-- EXERCISE INPUT follows --
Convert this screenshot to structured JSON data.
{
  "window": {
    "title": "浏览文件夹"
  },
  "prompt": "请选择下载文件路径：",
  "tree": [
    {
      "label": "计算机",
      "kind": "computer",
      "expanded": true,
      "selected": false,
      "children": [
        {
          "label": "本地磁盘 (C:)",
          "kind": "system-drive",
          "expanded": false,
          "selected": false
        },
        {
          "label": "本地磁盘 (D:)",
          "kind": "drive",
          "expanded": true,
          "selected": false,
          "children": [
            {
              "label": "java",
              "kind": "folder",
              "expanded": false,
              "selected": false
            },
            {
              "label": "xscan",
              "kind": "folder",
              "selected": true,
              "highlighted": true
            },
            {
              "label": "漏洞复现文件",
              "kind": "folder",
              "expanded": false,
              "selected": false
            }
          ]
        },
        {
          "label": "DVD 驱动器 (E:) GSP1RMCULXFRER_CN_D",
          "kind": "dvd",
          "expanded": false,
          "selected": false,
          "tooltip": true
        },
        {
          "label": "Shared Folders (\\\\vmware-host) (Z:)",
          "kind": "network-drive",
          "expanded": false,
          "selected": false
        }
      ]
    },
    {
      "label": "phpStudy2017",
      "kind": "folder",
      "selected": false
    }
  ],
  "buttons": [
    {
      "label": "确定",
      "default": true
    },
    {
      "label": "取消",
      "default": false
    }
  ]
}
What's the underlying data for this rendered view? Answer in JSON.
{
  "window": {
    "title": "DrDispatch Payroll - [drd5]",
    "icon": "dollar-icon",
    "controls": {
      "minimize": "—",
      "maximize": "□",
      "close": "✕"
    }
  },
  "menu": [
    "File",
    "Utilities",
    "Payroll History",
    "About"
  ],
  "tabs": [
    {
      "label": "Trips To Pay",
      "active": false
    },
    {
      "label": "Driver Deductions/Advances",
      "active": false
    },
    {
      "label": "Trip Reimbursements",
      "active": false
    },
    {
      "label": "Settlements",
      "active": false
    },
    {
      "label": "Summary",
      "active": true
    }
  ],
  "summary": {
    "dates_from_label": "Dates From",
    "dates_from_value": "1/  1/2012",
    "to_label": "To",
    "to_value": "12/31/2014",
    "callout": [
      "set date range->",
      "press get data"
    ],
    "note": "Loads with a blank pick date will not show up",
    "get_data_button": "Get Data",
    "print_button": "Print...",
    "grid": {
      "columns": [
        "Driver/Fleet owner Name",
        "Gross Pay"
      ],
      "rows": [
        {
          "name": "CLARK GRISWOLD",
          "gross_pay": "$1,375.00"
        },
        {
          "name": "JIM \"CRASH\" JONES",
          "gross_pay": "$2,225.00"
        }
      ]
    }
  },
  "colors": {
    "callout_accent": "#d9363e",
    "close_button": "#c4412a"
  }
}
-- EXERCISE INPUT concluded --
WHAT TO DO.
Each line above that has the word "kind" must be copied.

PROBLEM SOLUTION.
      "kind": "computer",
          "kind": "system-drive",
          "kind": "drive",
              "kind": "folder",
              "kind": "folder",
              "kind": "folder",
          "kind": "dvd",
          "kind": "network-drive",
      "kind": "folder",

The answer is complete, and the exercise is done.